**Directions:**
Every record, from first to last, should be written out again exactly.

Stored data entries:
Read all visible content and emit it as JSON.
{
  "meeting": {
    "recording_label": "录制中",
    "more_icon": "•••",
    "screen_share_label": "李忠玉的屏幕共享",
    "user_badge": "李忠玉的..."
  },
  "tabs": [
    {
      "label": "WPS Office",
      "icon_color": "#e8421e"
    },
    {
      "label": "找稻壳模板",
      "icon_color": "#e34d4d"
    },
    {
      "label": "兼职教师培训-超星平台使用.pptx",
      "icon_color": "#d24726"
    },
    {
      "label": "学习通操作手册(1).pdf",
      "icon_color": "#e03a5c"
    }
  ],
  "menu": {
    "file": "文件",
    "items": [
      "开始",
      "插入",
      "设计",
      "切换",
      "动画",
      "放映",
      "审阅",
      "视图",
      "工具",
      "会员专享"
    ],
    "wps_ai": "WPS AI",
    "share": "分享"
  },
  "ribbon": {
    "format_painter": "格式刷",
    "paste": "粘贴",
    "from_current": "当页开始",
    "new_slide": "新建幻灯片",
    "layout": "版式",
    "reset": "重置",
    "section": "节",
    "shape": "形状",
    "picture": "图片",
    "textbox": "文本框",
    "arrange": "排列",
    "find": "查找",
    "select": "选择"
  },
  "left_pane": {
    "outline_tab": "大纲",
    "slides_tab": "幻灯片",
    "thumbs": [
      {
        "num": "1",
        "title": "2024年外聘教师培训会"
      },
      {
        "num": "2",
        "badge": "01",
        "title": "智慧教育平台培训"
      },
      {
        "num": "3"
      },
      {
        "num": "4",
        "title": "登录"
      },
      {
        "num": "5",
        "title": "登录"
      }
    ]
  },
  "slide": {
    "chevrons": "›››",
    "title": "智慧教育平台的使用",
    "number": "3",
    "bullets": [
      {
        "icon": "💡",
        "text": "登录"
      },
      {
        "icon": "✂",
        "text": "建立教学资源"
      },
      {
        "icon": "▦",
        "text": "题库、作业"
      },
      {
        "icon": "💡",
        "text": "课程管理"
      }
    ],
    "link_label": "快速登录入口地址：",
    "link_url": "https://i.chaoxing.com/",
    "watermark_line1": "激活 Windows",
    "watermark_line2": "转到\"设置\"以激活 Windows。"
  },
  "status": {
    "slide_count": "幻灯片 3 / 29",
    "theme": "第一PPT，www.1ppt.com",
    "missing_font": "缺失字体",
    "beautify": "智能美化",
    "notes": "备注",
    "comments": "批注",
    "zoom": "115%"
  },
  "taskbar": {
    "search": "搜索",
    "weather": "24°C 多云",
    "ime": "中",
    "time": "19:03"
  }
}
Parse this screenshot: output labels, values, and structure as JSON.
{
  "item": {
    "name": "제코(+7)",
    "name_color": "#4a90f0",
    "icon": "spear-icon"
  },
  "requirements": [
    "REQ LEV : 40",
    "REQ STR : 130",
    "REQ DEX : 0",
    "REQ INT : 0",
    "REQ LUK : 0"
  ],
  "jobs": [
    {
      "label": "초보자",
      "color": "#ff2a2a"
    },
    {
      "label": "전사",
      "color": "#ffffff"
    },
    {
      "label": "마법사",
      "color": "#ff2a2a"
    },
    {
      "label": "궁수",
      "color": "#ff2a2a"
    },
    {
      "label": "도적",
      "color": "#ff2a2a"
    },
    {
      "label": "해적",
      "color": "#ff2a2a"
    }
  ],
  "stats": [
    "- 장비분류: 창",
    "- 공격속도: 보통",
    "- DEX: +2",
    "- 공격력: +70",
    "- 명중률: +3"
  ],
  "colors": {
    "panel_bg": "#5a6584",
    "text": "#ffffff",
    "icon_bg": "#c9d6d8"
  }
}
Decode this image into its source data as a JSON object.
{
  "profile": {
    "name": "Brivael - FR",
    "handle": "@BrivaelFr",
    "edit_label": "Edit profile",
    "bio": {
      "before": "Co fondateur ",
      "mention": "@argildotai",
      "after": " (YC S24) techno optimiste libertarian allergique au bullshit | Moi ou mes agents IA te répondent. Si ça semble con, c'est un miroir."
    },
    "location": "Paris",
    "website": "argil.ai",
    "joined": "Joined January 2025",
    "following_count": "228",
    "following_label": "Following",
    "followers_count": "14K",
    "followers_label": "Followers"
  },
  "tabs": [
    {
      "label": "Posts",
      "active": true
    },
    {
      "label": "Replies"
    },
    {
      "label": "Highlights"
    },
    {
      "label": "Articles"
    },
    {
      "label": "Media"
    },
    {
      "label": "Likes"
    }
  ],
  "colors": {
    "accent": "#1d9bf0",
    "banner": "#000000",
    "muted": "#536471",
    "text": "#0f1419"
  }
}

**Answer to this problem:**
Read all visible content and emit it as JSON.
{
  "meeting": {
    "recording_label": "录制中",
    "more_icon": "•••",
    "screen_share_label": "李忠玉的屏幕共享",
    "user_badge": "李忠玉的..."
  },
  "tabs": [
    {
      "label": "WPS Office",
      "icon_color": "#e8421e"
    },
    {
      "label": "找稻壳模板",
      "icon_color": "#e34d4d"
    },
    {
      "label": "兼职教师培训-超星平台使用.pptx",
      "icon_color": "#d24726"
    },
    {
      "label": "学习通操作手册(1).pdf",
      "icon_color": "#e03a5c"
    }
  ],
  "menu": {
    "file": "文件",
    "items": [
      "开始",
      "插入",
      "设计",
      "切换",
      "动画",
      "放映",
      "审阅",
      "视图",
      "工具",
      "会员专享"
    ],
    "wps_ai": "WPS AI",
    "share": "分享"
  },
  "ribbon": {
    "format_painter": "格式刷",
    "paste": "粘贴",
    "from_current": "当页开始",
    "new_slide": "新建幻灯片",
    "layout": "版式",
    "reset": "重置",
    "section": "节",
    "shape": "形状",
    "picture": "图片",
    "textbox": "文本框",
    "arrange": "排列",
    "find": "查找",
    "select": "选择"
  },
  "left_pane": {
    "outline_tab": "大纲",
    "slides_tab": "幻灯片",
    "thumbs": [
      {
        "num": "1",
        "title": "2024年外聘教师培训会"
      },
      {
        "num": "2",
        "badge": "01",
        "title": "智慧教育平台培训"
      },
      {
        "num": "3"
      },
      {
        "num": "4",
        "title": "登录"
      },
      {
        "num": "5",
        "title": "登录"
      }
    ]
  },
  "slide": {
    "chevrons": "›››",
    "title": "智慧教育平台的使用",
    "number": "3",
    "bullets": [
      {
        "icon": "💡",
        "text": "登录"
      },
      {
        "icon": "✂",
        "text": "建立教学资源"
      },
      {
        "icon": "▦",
        "text": "题库、作业"
      },
      {
        "icon": "💡",
        "text": "课程管理"
      }
    ],
    "link_label": "快速登录入口地址：",
    "link_url": "https://i.chaoxing.com/",
    "watermark_line1": "激活 Windows",
    "watermark_line2": "转到\"设置\"以激活 Windows。"
  },
  "status": {
    "slide_count": "幻灯片 3 / 29",
    "theme": "第一PPT，www.1ppt.com",
    "missing_font": "缺失字体",
    "beautify": "智能美化",
    "notes": "备注",
    "comments": "批注",
    "zoom": "115%"
  },
  "taskbar": {
    "search": "搜索",
    "weather": "24°C 多云",
    "ime": "中",
    "time": "19:03"
  }
}
Parse this screenshot: output labels, values, and structure as JSON.
{
  "item": {
    "name": "제코(+7)",
    "name_color": "#4a90f0",
    "icon": "spear-icon"
  },
  "requirements": [
    "REQ LEV : 40",
    "REQ STR : 130",
    "REQ DEX : 0",
    "REQ INT : 0",
    "REQ LUK : 0"
  ],
  "jobs": [
    {
      "label": "초보자",
      "color": "#ff2a2a"
    },
    {
      "label": "전사",
      "color": "#ffffff"
    },
    {
      "label": "마법사",
      "color": "#ff2a2a"
    },
    {
      "label": "궁수",
      "color": "#ff2a2a"
    },
    {
      "label": "도적",
      "color": "#ff2a2a"
    },
    {
      "label": "해적",
      "color": "#ff2a2a"
    }
  ],
  "stats": [
    "- 장비분류: 창",
    "- 공격속도: 보통",
    "- DEX: +2",
    "- 공격력: +70",
    "- 명중률: +3"
  ],
  "colors": {
    "panel_bg": "#5a6584",
    "text": "#ffffff",
    "icon_bg": "#c9d6d8"
  }
}
Decode this image into its source data as a JSON object.
{
  "profile": {
    "name": "Brivael - FR",
    "handle": "@BrivaelFr",
    "edit_label": "Edit profile",
    "bio": {
      "before": "Co fondateur ",
      "mention": "@argildotai",
      "after": " (YC S24) techno optimiste libertarian allergique au bullshit | Moi ou mes agents IA te répondent. Si ça semble con, c'est un miroir."
    },
    "location": "Paris",
    "website": "argil.ai",
    "joined": "Joined January 2025",
    "following_count": "228",
    "following_label": "Following",
    "followers_count": "14K",
    "followers_label": "Followers"
  },
  "tabs": [
    {
      "label": "Posts",
      "active": true
    },
    {
      "label": "Replies"
    },
    {
      "label": "Highlights"
    },
    {
      "label": "Articles"
    },
    {
      "label": "Media"
    },
    {
      "label": "Likes"
    }
  ],
  "colors": {
    "accent": "#1d9bf0",
    "banner": "#000000",
    "muted": "#536471",
    "text": "#0f1419"
  }
}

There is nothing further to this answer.